[[ Supplied data open ]]

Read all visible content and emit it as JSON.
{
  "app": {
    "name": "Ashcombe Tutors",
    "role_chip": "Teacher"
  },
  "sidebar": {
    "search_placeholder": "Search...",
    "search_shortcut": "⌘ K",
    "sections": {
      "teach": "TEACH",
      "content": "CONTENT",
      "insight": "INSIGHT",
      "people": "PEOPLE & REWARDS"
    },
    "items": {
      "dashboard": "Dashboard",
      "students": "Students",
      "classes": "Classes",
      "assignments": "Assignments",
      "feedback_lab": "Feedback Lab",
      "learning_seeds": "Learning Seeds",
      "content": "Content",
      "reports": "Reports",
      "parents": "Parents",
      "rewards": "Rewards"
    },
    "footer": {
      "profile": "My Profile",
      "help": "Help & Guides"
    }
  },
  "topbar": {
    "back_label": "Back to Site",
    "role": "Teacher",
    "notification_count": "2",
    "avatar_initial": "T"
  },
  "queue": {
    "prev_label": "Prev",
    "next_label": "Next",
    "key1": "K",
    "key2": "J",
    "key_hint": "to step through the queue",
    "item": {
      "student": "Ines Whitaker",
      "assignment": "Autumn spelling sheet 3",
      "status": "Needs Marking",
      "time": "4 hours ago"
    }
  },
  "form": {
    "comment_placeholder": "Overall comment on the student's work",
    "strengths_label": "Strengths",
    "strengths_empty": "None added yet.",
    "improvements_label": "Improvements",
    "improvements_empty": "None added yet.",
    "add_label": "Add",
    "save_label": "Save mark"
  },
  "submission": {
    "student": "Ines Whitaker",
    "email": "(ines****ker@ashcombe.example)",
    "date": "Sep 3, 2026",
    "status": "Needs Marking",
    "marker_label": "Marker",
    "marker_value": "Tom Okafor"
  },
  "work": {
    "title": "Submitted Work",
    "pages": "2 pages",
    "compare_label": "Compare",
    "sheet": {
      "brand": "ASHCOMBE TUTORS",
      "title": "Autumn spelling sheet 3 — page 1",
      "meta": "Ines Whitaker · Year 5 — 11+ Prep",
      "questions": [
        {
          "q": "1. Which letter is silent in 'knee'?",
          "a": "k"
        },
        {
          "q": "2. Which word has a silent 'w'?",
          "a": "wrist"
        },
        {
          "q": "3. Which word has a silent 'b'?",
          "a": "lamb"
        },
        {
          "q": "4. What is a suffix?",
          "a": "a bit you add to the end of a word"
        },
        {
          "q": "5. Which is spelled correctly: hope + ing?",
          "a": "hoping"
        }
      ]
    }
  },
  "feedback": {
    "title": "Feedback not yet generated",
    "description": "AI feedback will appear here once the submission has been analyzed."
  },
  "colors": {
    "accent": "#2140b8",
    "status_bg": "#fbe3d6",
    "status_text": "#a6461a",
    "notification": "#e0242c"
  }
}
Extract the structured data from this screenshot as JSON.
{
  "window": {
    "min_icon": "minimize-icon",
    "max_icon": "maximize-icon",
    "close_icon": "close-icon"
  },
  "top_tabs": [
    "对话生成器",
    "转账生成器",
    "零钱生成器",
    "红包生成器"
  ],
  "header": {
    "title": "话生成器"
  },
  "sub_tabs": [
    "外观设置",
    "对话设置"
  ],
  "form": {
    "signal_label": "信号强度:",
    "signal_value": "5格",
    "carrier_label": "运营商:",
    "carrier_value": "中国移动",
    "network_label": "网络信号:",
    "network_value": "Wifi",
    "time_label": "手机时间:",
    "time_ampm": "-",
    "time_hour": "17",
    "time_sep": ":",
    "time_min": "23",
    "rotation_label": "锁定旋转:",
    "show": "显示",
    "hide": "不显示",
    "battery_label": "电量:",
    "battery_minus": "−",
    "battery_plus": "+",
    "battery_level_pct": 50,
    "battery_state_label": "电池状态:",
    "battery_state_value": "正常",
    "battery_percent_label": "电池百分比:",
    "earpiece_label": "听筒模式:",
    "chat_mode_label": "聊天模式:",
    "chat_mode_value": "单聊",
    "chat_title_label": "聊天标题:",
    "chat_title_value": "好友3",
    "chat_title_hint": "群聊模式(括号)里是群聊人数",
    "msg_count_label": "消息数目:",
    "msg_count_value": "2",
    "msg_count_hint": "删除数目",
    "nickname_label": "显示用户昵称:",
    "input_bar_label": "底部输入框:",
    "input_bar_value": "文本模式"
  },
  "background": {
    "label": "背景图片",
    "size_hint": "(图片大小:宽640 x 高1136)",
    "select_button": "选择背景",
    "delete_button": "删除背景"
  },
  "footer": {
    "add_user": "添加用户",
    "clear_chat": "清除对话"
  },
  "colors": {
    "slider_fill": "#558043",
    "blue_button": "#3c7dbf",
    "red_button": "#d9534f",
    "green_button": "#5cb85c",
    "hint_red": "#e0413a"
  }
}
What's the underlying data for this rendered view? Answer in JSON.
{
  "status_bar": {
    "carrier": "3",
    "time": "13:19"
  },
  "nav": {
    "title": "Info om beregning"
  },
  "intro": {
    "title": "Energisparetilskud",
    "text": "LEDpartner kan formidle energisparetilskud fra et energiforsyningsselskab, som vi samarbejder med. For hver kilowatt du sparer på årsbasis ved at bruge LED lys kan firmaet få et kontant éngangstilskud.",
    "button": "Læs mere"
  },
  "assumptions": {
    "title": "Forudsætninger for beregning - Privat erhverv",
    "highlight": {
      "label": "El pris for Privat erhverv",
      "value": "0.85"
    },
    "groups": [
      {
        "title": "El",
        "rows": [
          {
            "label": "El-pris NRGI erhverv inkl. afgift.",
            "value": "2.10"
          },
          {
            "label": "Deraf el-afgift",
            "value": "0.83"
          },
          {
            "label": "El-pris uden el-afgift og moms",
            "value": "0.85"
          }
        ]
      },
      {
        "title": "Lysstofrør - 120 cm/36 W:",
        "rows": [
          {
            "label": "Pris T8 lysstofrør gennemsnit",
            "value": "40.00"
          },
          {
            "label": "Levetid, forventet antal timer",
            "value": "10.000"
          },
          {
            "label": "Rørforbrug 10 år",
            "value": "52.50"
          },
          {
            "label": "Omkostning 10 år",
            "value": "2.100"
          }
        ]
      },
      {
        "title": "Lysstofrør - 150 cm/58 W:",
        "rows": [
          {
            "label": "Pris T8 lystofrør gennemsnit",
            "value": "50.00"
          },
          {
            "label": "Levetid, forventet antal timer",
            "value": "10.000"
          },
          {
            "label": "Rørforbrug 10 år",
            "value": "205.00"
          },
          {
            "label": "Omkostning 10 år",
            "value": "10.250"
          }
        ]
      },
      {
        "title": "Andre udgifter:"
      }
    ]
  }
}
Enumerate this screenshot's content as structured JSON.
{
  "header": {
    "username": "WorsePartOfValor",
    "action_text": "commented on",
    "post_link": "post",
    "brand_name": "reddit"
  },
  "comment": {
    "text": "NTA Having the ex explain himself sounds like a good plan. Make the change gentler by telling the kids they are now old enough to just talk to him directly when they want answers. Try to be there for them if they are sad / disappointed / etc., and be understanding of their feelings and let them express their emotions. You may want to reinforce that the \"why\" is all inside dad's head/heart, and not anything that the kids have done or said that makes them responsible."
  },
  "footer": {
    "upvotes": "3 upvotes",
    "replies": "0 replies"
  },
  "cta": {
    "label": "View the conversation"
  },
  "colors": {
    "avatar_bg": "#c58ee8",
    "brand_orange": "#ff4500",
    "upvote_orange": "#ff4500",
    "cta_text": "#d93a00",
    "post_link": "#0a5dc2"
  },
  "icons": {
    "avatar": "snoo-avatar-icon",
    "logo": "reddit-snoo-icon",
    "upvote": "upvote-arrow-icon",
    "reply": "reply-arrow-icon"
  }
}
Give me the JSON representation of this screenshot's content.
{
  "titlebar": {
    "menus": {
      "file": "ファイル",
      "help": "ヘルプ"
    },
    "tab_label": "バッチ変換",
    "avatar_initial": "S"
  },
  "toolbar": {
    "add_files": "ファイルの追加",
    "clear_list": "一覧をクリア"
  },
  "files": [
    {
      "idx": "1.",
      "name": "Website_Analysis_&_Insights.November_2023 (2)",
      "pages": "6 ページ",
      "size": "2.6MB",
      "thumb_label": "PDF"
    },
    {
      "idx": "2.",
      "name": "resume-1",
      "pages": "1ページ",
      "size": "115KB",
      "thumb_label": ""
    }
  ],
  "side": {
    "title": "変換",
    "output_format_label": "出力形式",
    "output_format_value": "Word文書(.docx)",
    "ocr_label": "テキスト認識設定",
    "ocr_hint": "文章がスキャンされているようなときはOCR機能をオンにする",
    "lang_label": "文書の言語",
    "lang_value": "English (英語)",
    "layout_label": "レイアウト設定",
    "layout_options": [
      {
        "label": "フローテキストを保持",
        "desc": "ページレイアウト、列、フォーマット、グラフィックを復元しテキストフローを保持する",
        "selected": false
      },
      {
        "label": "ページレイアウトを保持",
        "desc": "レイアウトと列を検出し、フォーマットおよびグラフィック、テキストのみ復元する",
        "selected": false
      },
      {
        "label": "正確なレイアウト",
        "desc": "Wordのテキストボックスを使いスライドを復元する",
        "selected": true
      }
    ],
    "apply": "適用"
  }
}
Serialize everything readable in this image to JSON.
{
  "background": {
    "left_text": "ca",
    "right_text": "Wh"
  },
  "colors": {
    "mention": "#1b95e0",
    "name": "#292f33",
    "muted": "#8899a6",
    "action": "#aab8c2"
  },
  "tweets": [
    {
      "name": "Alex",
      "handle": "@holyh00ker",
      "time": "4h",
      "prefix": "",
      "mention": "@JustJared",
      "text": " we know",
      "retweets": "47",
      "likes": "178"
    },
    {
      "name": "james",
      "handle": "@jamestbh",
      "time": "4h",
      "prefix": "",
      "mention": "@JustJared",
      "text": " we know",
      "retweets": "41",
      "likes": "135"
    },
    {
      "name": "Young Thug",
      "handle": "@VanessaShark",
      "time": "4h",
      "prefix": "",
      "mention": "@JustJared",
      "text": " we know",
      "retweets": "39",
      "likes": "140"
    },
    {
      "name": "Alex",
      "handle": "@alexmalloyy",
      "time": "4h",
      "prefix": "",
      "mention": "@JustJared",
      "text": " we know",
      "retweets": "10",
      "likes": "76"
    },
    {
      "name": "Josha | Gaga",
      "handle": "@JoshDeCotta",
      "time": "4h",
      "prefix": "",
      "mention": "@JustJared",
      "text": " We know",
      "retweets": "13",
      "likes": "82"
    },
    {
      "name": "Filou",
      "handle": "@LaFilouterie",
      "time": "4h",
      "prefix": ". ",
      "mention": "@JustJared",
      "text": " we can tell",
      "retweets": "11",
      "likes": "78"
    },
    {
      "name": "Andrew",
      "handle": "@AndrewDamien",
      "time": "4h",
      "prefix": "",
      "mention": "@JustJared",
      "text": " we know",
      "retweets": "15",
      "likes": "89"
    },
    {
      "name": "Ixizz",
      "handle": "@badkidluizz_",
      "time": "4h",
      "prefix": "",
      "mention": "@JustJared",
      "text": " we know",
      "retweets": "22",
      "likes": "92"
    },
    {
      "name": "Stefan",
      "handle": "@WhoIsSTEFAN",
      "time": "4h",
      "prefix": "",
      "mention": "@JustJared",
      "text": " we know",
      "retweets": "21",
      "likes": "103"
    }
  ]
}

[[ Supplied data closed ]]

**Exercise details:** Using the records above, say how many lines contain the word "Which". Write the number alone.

**Output of the exercise:** 4